    • The Malaysian government’s target of 30% women on boards has propelled the country’s increased women’s board representation from 17.5% to 26.4% in just three years.
    • Pakistan’s increase from 5.5% to 11.7% in 2020 is the result of a 2017 quota law requiring publicly-listed companies to appoint at least 1 woman director.
  • At the company level, 33 companies (2%) have reached gender parity or female-majority boards.
    • Australia has the highest number (8) of best-performing companies, followed by Malaysia (6), New Zealand (5), and Vietnam (4).
    • The top companies with female majority boards are:
    • Vinh Hoan Corporation, a food and beverage company in Vietnam, with four women serving on its board of six (66.7%).
    • Thailand’s B.Grimm Power PCL with five women out of eight directors (62.5%).
    • New Zealand Media and Entertainment (NZME) Ltd. and An Phat Bioplastics of Vietnam, both with 60% women directors.


  • Countries interested in increasing women’s representation on corporate boards should consider either government-led initiatives such as quotas/targets or private sector measures such as the inclusion of gender diversity in their corporate governance codes as nationwide strategies to improve gender diversity on boards.
  • According to the World Economic Forum’s Gender Gap Report, Asia Pacific region ranks first in the number of women leading large businesses. It is, therefore, ironic that the number of women directors has not increased much, since qualifications highly valued by corporate boards, such as executive profit-and-loss experience, is in ample supply in the region. This pool of board-ready women should be tapped by companies to increase the number of women board directors.
  • Since corporate governance remains a work-in-progress in many of the region’s economies, there is ample opportunity to adopt gender diversity principles while prescriptions are still being developed.

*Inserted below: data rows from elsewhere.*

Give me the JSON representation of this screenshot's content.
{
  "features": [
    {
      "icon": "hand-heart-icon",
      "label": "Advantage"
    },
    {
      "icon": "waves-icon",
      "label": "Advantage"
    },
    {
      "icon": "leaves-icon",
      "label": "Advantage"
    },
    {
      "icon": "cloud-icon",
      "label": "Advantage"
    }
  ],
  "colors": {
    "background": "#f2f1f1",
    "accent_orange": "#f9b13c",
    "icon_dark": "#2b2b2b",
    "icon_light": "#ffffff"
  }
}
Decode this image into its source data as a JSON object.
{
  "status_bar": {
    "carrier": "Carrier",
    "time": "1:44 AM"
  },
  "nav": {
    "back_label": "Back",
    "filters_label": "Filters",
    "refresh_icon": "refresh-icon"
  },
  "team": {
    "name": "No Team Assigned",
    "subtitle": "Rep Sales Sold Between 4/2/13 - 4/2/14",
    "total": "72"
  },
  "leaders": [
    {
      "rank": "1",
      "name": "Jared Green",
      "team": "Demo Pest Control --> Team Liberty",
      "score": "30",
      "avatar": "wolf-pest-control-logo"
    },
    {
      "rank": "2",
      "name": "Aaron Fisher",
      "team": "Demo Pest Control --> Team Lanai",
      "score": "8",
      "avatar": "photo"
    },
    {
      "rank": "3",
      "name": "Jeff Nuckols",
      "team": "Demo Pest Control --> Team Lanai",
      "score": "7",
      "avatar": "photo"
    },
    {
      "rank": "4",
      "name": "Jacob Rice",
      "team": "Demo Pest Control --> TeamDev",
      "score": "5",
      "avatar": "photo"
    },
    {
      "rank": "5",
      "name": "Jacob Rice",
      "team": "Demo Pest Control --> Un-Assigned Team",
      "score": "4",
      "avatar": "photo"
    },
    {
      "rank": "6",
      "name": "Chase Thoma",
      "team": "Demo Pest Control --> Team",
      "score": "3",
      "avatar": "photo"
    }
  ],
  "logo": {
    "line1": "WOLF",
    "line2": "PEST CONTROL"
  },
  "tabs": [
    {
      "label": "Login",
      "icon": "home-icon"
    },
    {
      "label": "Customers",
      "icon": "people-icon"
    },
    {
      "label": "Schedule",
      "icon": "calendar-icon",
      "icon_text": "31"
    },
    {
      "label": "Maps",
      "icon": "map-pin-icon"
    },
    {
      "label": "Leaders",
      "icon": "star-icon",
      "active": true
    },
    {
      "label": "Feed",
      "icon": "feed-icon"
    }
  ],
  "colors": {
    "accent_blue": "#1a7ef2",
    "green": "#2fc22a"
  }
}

  • Most of the region’s corporate and government leaders still need to be apprised of the business case for women in leadership roles – that their presence correlates with increased profitability of companies, and consequently, national economies.